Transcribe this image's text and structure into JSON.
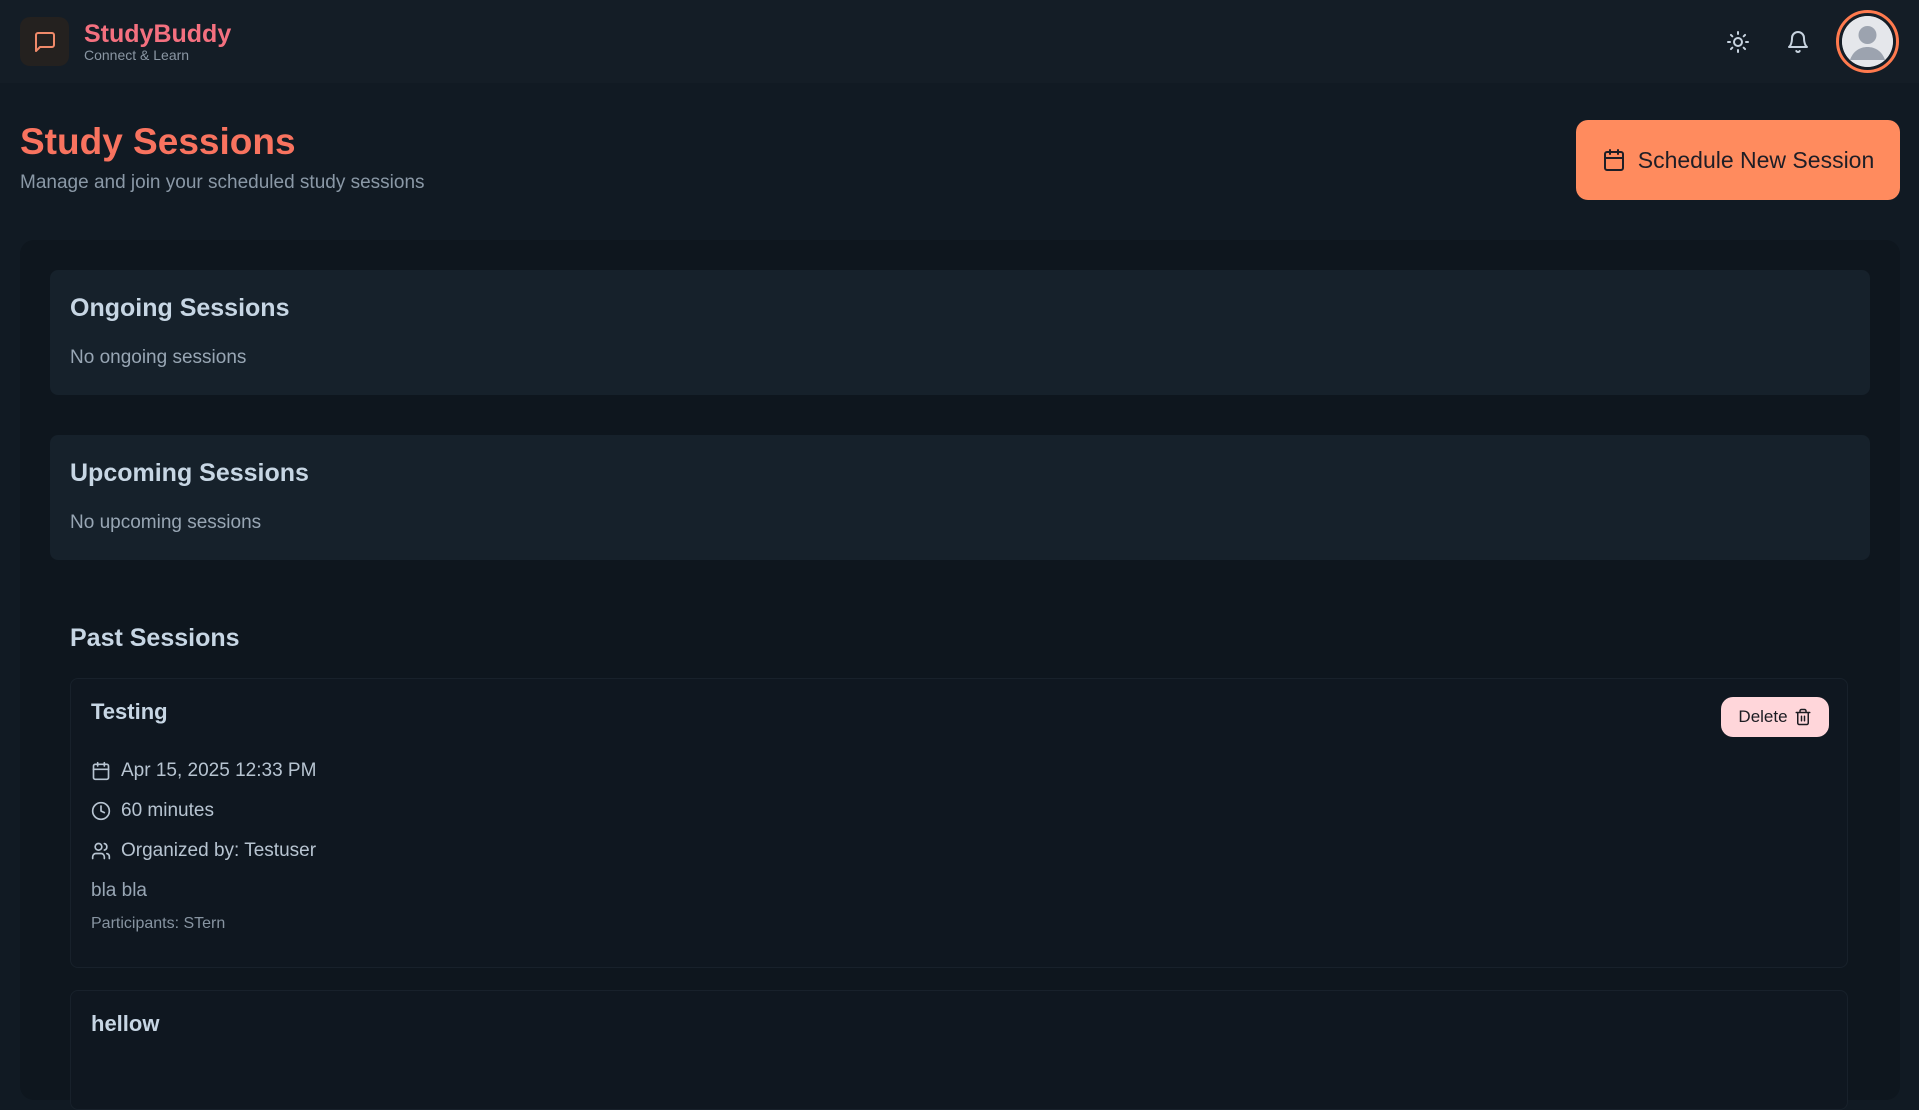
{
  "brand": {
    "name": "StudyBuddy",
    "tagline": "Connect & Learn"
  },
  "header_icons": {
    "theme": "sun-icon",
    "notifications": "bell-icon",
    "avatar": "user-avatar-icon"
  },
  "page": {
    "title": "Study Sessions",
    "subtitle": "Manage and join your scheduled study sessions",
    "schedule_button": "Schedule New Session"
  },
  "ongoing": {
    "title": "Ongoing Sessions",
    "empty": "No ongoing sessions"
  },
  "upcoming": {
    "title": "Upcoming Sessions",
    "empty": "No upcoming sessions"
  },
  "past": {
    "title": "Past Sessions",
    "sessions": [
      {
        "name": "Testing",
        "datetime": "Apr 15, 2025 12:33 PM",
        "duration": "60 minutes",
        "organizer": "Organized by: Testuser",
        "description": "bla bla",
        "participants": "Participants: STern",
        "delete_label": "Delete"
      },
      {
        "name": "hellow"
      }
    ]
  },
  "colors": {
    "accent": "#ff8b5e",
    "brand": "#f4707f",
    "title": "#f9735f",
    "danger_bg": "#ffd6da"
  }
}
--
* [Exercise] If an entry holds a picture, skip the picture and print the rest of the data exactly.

* [Result for this task]
Transcribe this image's text and structure into JSON.
{
  "brand": {
    "name": "StudyBuddy",
    "tagline": "Connect & Learn"
  },
  "header_icons": {
    "theme": "sun-icon",
    "notifications": "bell-icon",
    "avatar": "user-avatar-icon"
  },
  "page": {
    "title": "Study Sessions",
    "subtitle": "Manage and join your scheduled study sessions",
    "schedule_button": "Schedule New Session"
  },
  "ongoing": {
    "title": "Ongoing Sessions",
    "empty": "No ongoing sessions"
  },
  "upcoming": {
    "title": "Upcoming Sessions",
    "empty": "No upcoming sessions"
  },
  "past": {
    "title": "Past Sessions",
    "sessions": [
      {
        "name": "Testing",
        "datetime": "Apr 15, 2025 12:33 PM",
        "duration": "60 minutes",
        "organizer": "Organized by: Testuser",
        "description": "bla bla",
        "participants": "Participants: STern",
        "delete_label": "Delete"
      },
      {
        "name": "hellow"
      }
    ]
  },
  "colors": {
    "accent": "#ff8b5e",
    "brand": "#f4707f",
    "title": "#f9735f",
    "danger_bg": "#ffd6da"
  }
}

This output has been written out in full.